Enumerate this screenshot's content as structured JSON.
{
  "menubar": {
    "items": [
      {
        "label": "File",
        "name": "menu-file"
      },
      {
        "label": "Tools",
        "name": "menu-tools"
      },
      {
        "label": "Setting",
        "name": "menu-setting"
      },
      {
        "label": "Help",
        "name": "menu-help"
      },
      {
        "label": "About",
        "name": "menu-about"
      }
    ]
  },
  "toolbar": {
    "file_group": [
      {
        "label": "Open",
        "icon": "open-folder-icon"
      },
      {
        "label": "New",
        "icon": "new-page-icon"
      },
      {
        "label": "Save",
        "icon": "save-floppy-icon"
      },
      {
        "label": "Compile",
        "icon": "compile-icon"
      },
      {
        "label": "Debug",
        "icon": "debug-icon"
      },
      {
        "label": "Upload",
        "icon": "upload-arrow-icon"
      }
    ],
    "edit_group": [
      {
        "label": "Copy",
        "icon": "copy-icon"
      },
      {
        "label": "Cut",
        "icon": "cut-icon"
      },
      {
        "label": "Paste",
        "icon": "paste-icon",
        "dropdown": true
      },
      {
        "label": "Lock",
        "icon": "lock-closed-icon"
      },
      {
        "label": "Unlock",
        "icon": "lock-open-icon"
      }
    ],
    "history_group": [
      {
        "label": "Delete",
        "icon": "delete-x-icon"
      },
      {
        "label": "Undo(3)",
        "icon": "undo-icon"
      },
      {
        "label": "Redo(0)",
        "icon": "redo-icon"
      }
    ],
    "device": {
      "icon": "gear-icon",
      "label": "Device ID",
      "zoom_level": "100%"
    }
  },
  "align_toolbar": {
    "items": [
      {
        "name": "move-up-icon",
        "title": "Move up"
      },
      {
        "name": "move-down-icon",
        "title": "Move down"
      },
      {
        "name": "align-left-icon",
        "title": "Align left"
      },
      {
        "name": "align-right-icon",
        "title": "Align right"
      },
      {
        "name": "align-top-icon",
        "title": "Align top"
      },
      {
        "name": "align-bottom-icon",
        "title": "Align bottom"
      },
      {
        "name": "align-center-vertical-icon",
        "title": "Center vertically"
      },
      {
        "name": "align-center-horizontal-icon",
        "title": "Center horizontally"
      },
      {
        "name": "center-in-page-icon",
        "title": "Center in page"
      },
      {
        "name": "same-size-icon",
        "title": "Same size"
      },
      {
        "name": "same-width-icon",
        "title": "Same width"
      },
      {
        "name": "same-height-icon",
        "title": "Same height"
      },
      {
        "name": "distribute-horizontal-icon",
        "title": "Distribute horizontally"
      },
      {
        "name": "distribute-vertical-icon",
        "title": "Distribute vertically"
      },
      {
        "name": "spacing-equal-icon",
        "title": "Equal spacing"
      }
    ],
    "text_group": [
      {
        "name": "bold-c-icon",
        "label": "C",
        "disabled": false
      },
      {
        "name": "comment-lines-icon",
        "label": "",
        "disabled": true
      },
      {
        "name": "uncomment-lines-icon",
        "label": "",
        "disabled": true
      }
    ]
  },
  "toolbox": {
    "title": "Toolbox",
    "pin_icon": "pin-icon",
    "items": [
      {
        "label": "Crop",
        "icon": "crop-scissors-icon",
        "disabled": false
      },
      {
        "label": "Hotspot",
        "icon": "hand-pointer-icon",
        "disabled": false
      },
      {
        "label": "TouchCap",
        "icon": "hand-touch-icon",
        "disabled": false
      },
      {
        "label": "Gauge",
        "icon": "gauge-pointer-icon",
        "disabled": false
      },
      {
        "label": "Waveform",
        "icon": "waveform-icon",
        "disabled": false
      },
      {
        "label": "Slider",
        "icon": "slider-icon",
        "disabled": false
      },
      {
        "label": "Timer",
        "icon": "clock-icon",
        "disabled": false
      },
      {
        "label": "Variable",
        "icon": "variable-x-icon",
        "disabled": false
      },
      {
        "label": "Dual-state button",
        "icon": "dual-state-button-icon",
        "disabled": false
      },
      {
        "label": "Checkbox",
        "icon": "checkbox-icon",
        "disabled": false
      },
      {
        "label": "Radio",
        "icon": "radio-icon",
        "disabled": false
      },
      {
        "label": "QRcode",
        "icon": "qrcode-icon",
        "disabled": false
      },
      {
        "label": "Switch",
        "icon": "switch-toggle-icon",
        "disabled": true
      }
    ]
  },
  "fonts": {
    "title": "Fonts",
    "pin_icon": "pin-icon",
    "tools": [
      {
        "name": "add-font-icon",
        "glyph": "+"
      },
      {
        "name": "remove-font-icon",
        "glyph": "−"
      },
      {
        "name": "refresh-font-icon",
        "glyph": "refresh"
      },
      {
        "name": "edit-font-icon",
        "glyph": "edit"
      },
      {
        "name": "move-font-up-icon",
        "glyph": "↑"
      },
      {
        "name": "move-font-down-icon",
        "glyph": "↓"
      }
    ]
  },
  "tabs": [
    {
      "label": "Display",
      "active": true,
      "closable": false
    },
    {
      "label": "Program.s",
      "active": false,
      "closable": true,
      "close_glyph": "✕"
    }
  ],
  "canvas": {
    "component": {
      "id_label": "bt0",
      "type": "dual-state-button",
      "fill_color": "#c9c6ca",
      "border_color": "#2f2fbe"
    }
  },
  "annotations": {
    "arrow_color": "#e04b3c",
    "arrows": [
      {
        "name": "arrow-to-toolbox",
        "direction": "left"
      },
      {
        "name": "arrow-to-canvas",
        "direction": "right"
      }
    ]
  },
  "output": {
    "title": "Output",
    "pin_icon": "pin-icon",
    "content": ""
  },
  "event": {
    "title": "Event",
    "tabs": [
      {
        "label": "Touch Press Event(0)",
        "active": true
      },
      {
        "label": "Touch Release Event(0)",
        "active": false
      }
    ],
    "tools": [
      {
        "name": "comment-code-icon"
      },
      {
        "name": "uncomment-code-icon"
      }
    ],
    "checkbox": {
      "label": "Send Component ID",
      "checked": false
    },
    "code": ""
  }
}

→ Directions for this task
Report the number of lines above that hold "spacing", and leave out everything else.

→ Your solution
2